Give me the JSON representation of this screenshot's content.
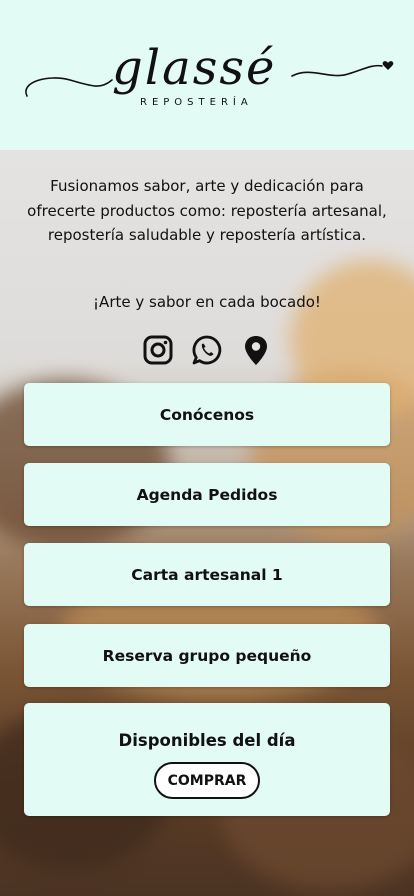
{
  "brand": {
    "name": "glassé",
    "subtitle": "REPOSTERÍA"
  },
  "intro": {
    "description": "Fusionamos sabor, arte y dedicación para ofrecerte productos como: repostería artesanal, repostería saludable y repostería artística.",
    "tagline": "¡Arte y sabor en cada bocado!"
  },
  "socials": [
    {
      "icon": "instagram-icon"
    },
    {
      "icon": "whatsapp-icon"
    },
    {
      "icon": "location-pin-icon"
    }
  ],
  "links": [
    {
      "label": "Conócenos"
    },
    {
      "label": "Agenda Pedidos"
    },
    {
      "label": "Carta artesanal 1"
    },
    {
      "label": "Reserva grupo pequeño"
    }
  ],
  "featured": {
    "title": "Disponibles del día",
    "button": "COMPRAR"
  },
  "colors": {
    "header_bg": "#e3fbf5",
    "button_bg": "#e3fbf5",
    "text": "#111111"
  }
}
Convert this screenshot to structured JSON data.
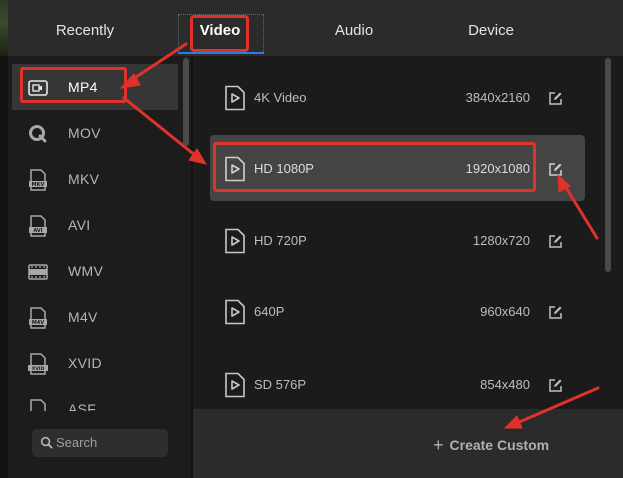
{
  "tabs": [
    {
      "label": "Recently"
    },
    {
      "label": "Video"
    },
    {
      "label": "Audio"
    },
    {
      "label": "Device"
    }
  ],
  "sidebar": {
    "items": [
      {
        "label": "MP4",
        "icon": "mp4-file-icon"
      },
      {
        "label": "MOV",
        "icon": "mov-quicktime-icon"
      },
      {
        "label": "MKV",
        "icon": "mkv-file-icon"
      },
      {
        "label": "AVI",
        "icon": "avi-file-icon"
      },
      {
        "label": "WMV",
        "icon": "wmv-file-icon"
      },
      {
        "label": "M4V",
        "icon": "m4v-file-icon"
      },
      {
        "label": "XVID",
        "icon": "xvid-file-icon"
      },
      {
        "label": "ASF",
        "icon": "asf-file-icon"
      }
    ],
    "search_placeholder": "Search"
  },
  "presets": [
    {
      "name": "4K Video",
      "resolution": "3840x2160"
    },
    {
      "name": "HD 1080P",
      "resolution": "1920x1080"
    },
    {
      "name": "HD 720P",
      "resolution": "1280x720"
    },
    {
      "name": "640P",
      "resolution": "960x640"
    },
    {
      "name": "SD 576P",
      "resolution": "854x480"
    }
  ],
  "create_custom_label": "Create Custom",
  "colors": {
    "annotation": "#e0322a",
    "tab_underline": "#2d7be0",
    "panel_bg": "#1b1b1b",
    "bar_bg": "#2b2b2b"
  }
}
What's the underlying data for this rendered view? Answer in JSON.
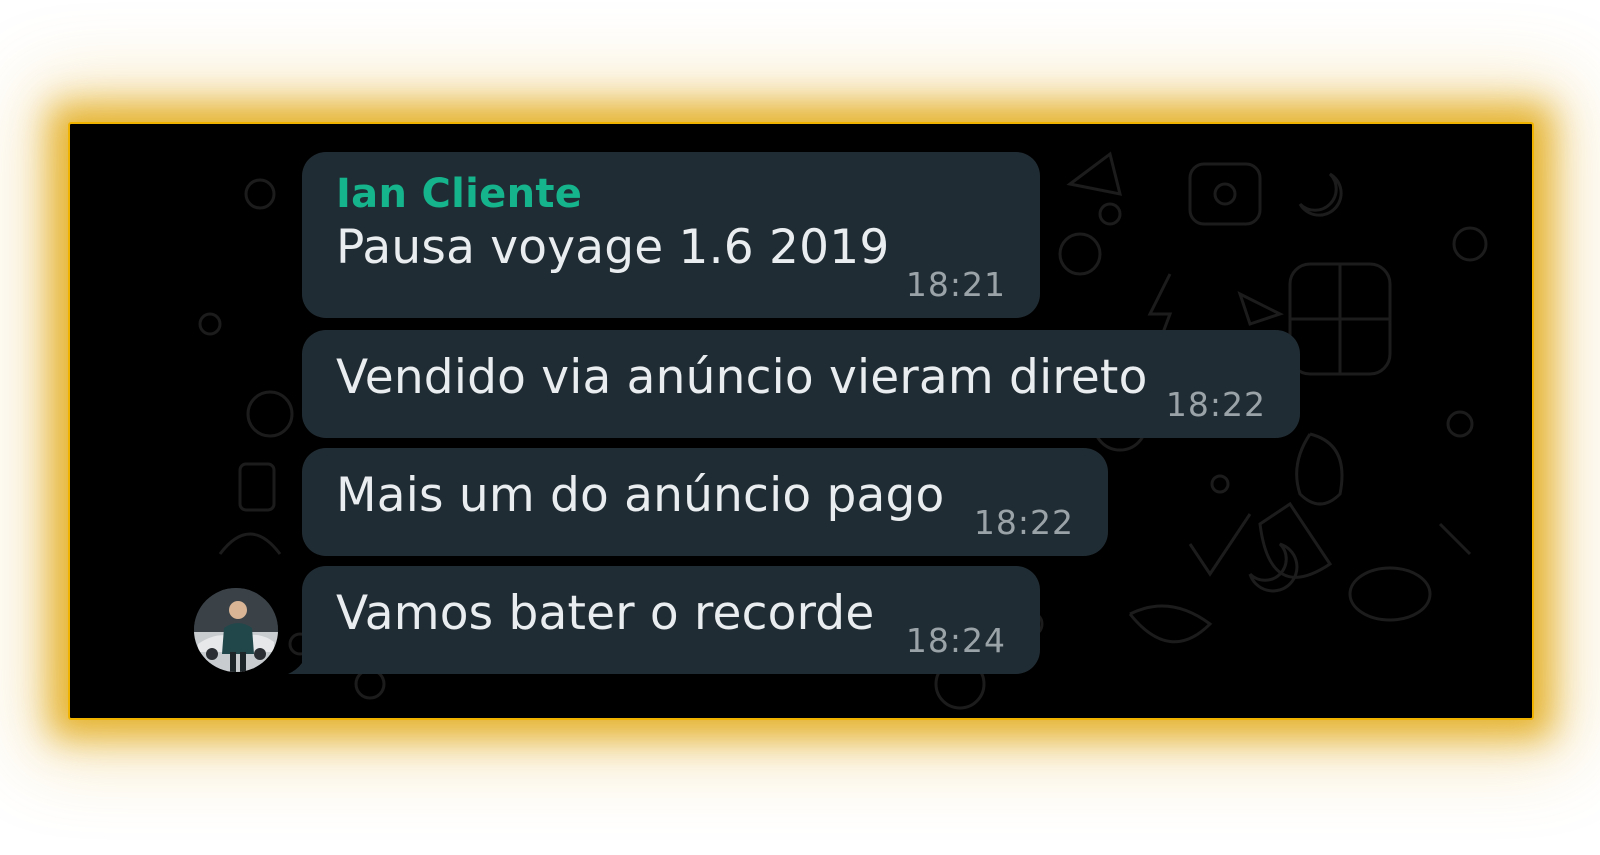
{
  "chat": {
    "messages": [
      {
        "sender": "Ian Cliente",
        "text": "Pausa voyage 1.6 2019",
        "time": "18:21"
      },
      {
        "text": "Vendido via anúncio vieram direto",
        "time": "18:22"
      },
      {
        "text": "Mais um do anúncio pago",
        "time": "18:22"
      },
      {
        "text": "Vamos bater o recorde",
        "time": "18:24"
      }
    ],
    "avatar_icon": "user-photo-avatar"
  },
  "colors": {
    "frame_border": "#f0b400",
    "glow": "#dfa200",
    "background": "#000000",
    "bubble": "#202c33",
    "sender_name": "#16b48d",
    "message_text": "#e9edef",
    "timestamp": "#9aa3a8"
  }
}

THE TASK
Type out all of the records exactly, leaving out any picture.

SOLUTION TO THIS EXERCISE
Give me the JSON representation of this screenshot's content.
{
  "brand": {
    "name": "glassé",
    "subtitle": "REPOSTERÍA"
  },
  "intro": {
    "description": "Fusionamos sabor, arte y dedicación para ofrecerte productos como: repostería artesanal, repostería saludable y repostería artística.",
    "tagline": "¡Arte y sabor en cada bocado!"
  },
  "socials": [
    {
      "icon": "instagram-icon"
    },
    {
      "icon": "whatsapp-icon"
    },
    {
      "icon": "location-pin-icon"
    }
  ],
  "links": [
    {
      "label": "Conócenos"
    },
    {
      "label": "Agenda Pedidos"
    },
    {
      "label": "Carta artesanal 1"
    },
    {
      "label": "Reserva grupo pequeño"
    }
  ],
  "featured": {
    "title": "Disponibles del día",
    "button": "COMPRAR"
  },
  "colors": {
    "header_bg": "#e3fbf5",
    "button_bg": "#e3fbf5",
    "text": "#111111"
  }
}
Convert this screenshot to structured JSON data.
{
  "tabs": [
    {
      "label": "Recently"
    },
    {
      "label": "Video"
    },
    {
      "label": "Audio"
    },
    {
      "label": "Device"
    }
  ],
  "sidebar": {
    "items": [
      {
        "label": "MP4",
        "icon": "mp4-file-icon"
      },
      {
        "label": "MOV",
        "icon": "mov-quicktime-icon"
      },
      {
        "label": "MKV",
        "icon": "mkv-file-icon"
      },
      {
        "label": "AVI",
        "icon": "avi-file-icon"
      },
      {
        "label": "WMV",
        "icon": "wmv-file-icon"
      },
      {
        "label": "M4V",
        "icon": "m4v-file-icon"
      },
      {
        "label": "XVID",
        "icon": "xvid-file-icon"
      },
      {
        "label": "ASF",
        "icon": "asf-file-icon"
      }
    ],
    "search_placeholder": "Search"
  },
  "presets": [
    {
      "name": "4K Video",
      "resolution": "3840x2160"
    },
    {
      "name": "HD 1080P",
      "resolution": "1920x1080"
    },
    {
      "name": "HD 720P",
      "resolution": "1280x720"
    },
    {
      "name": "640P",
      "resolution": "960x640"
    },
    {
      "name": "SD 576P",
      "resolution": "854x480"
    }
  ],
  "create_custom_label": "Create Custom",
  "colors": {
    "annotation": "#e0322a",
    "tab_underline": "#2d7be0",
    "panel_bg": "#1b1b1b",
    "bar_bg": "#2b2b2b"
  }
}
What's the underlying data for this rendered view? Answer in JSON.
{
  "chat": {
    "messages": [
      {
        "sender": "Ian Cliente",
        "text": "Pausa voyage 1.6 2019",
        "time": "18:21"
      },
      {
        "text": "Vendido via anúncio vieram direto",
        "time": "18:22"
      },
      {
        "text": "Mais um do anúncio pago",
        "time": "18:22"
      },
      {
        "text": "Vamos bater o recorde",
        "time": "18:24"
      }
    ],
    "avatar_icon": "user-photo-avatar"
  },
  "colors": {
    "frame_border": "#f0b400",
    "glow": "#dfa200",
    "background": "#000000",
    "bubble": "#202c33",
    "sender_name": "#16b48d",
    "message_text": "#e9edef",
    "timestamp": "#9aa3a8"
  }
}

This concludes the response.